#### Work instructions:
Extract each record and reproduce it exactly.

(Data to process Opens)

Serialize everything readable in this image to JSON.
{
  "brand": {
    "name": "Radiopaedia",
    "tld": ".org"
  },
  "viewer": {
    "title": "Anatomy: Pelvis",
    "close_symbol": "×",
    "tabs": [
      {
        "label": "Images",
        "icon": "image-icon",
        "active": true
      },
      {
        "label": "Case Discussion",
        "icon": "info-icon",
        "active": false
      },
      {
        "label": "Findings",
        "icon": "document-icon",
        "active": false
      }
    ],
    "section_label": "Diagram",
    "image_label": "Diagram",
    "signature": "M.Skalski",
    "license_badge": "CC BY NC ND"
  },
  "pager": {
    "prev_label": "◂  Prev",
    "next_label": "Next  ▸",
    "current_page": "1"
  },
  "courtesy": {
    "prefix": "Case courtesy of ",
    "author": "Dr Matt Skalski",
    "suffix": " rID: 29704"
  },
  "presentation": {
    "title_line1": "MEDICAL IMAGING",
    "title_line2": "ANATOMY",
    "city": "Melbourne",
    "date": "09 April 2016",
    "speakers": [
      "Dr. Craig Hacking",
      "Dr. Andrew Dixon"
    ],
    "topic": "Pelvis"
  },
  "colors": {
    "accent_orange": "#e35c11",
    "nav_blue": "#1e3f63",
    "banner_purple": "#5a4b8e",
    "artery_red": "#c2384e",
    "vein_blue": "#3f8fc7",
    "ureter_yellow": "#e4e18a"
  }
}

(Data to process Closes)

#### The completed task:
Serialize everything readable in this image to JSON.
{
  "brand": {
    "name": "Radiopaedia",
    "tld": ".org"
  },
  "viewer": {
    "title": "Anatomy: Pelvis",
    "close_symbol": "×",
    "tabs": [
      {
        "label": "Images",
        "icon": "image-icon",
        "active": true
      },
      {
        "label": "Case Discussion",
        "icon": "info-icon",
        "active": false
      },
      {
        "label": "Findings",
        "icon": "document-icon",
        "active": false
      }
    ],
    "section_label": "Diagram",
    "image_label": "Diagram",
    "signature": "M.Skalski",
    "license_badge": "CC BY NC ND"
  },
  "pager": {
    "prev_label": "◂  Prev",
    "next_label": "Next  ▸",
    "current_page": "1"
  },
  "courtesy": {
    "prefix": "Case courtesy of ",
    "author": "Dr Matt Skalski",
    "suffix": " rID: 29704"
  },
  "presentation": {
    "title_line1": "MEDICAL IMAGING",
    "title_line2": "ANATOMY",
    "city": "Melbourne",
    "date": "09 April 2016",
    "speakers": [
      "Dr. Craig Hacking",
      "Dr. Andrew Dixon"
    ],
    "topic": "Pelvis"
  },
  "colors": {
    "accent_orange": "#e35c11",
    "nav_blue": "#1e3f63",
    "banner_purple": "#5a4b8e",
    "artery_red": "#c2384e",
    "vein_blue": "#3f8fc7",
    "ureter_yellow": "#e4e18a"
  }
}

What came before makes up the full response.